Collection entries
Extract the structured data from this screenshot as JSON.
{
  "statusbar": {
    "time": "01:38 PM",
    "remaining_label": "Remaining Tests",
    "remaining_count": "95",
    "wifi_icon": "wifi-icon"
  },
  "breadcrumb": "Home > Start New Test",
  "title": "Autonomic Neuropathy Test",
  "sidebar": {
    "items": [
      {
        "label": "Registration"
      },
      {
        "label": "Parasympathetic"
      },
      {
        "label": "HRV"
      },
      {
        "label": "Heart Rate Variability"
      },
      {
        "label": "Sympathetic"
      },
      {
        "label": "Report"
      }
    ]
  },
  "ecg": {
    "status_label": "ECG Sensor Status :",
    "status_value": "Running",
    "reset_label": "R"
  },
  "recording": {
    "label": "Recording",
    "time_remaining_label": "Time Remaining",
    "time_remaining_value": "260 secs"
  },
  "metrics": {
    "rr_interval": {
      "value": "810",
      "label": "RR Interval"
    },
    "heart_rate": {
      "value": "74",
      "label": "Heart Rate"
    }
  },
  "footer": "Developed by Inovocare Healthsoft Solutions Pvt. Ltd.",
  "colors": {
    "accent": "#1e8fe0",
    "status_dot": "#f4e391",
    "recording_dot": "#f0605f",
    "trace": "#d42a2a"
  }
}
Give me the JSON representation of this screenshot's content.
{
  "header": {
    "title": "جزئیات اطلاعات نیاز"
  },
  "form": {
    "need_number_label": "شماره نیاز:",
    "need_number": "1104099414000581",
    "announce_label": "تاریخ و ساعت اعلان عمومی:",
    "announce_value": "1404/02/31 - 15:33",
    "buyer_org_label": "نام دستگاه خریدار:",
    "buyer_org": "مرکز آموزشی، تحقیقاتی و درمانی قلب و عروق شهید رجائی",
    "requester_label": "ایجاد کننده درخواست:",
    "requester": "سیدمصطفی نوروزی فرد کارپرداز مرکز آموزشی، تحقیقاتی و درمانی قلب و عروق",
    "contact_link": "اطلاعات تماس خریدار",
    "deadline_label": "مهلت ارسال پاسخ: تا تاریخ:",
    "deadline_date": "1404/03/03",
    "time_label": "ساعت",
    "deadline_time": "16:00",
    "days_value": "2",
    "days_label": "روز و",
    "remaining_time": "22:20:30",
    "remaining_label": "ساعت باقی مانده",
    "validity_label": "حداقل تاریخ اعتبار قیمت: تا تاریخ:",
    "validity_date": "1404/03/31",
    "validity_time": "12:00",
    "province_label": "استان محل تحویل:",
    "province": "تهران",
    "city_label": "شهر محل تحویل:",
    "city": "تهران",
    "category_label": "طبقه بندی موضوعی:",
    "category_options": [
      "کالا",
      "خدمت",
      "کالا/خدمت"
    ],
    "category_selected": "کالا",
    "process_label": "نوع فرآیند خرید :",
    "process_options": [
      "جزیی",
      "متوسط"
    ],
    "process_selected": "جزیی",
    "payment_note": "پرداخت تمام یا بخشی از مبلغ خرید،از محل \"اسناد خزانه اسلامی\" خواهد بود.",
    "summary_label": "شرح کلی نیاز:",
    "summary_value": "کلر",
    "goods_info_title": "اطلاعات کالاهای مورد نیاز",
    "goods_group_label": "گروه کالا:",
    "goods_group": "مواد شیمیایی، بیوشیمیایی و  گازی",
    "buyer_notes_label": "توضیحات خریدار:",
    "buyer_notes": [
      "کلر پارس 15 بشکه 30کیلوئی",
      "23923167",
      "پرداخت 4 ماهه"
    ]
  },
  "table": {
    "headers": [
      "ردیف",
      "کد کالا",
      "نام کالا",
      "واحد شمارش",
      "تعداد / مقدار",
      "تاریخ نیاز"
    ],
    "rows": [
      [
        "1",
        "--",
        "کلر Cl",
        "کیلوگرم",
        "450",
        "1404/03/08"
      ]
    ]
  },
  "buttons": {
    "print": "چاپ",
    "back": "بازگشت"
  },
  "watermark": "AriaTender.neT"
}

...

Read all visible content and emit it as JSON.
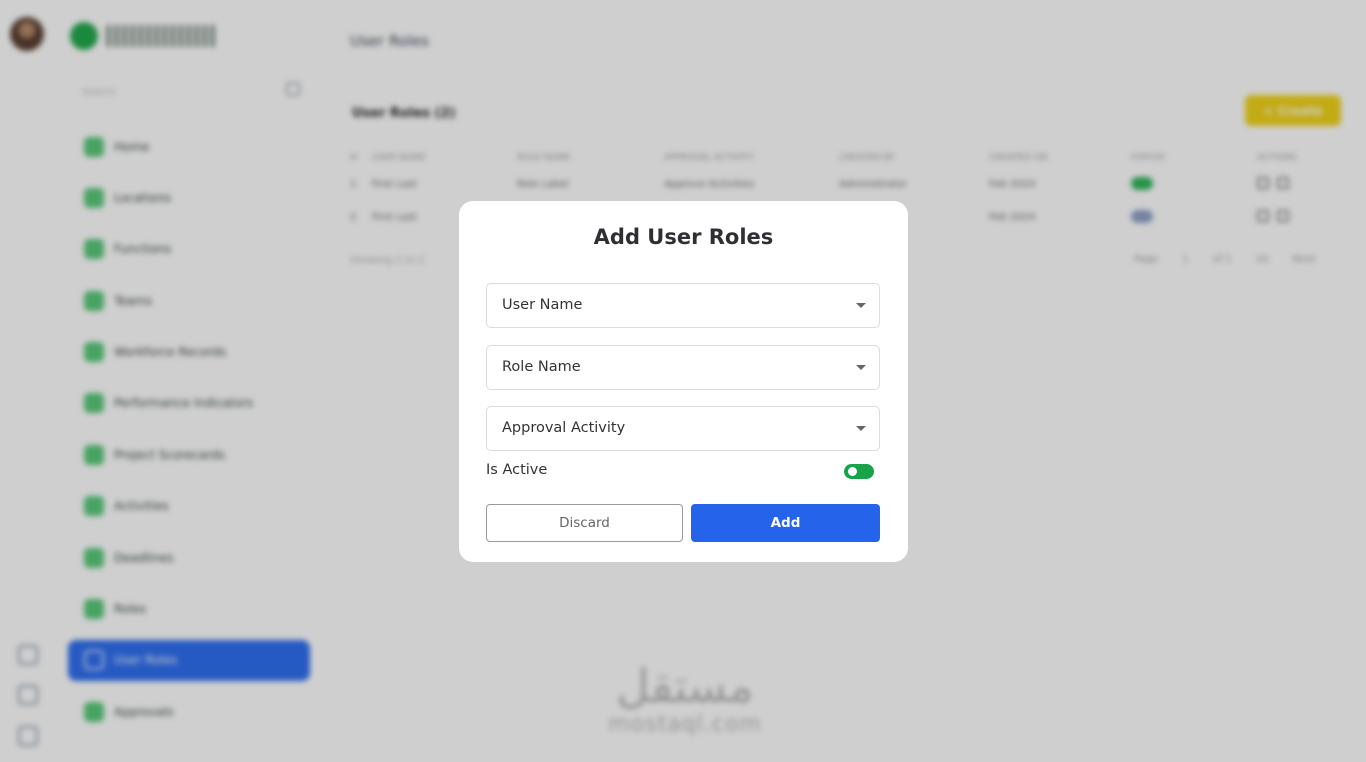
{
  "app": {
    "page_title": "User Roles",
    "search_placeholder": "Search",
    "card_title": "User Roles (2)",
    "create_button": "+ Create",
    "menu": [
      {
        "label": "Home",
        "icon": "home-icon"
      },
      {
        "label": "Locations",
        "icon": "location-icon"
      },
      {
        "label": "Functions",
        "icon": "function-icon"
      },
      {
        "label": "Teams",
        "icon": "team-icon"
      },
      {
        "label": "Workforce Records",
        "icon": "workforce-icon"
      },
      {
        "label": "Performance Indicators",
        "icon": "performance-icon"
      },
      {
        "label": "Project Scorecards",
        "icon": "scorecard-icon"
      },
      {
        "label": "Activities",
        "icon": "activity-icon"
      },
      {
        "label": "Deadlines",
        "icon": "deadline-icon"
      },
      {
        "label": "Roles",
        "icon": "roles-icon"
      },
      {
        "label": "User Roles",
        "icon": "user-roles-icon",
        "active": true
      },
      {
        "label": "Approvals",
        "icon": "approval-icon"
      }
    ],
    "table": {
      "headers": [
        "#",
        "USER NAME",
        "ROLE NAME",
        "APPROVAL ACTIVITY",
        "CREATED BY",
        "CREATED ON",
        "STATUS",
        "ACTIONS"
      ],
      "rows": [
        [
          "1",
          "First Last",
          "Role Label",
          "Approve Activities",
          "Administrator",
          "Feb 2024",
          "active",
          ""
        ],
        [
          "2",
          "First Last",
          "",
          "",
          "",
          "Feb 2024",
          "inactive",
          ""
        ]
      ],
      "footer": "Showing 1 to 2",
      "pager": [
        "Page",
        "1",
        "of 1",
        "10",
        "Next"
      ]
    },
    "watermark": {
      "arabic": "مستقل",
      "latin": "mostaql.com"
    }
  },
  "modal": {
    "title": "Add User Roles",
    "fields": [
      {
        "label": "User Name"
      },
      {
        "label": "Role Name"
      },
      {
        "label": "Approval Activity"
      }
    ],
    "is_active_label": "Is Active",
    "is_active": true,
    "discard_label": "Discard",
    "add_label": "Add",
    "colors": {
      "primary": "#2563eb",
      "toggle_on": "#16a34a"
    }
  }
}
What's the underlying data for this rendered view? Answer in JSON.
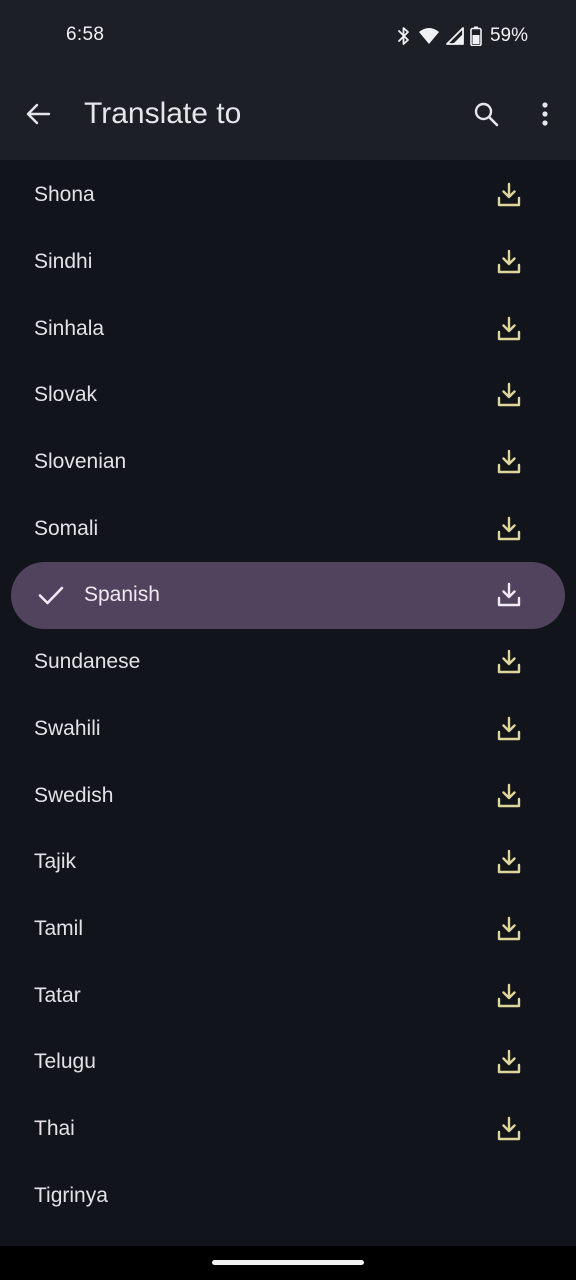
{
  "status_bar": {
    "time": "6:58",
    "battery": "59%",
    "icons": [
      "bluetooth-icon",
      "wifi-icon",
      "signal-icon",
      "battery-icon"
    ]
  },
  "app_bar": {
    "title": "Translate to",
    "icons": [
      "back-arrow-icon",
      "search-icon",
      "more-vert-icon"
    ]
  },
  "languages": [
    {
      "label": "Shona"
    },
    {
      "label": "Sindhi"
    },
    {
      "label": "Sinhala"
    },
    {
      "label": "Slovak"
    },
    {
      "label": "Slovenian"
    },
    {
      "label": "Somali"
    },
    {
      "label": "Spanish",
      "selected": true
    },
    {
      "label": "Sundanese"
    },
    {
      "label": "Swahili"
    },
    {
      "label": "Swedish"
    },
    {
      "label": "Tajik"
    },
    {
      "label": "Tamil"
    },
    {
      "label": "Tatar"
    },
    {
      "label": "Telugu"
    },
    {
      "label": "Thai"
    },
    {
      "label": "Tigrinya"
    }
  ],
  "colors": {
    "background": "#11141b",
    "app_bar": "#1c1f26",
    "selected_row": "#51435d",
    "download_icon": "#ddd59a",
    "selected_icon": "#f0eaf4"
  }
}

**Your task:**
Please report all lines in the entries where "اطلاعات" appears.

**Result:**
    "title": "جزئیات اطلاعات نیاز"
    "contact_link": "اطلاعات تماس خریدار",
    "goods_info_title": "اطلاعات کالاهای مورد نیاز",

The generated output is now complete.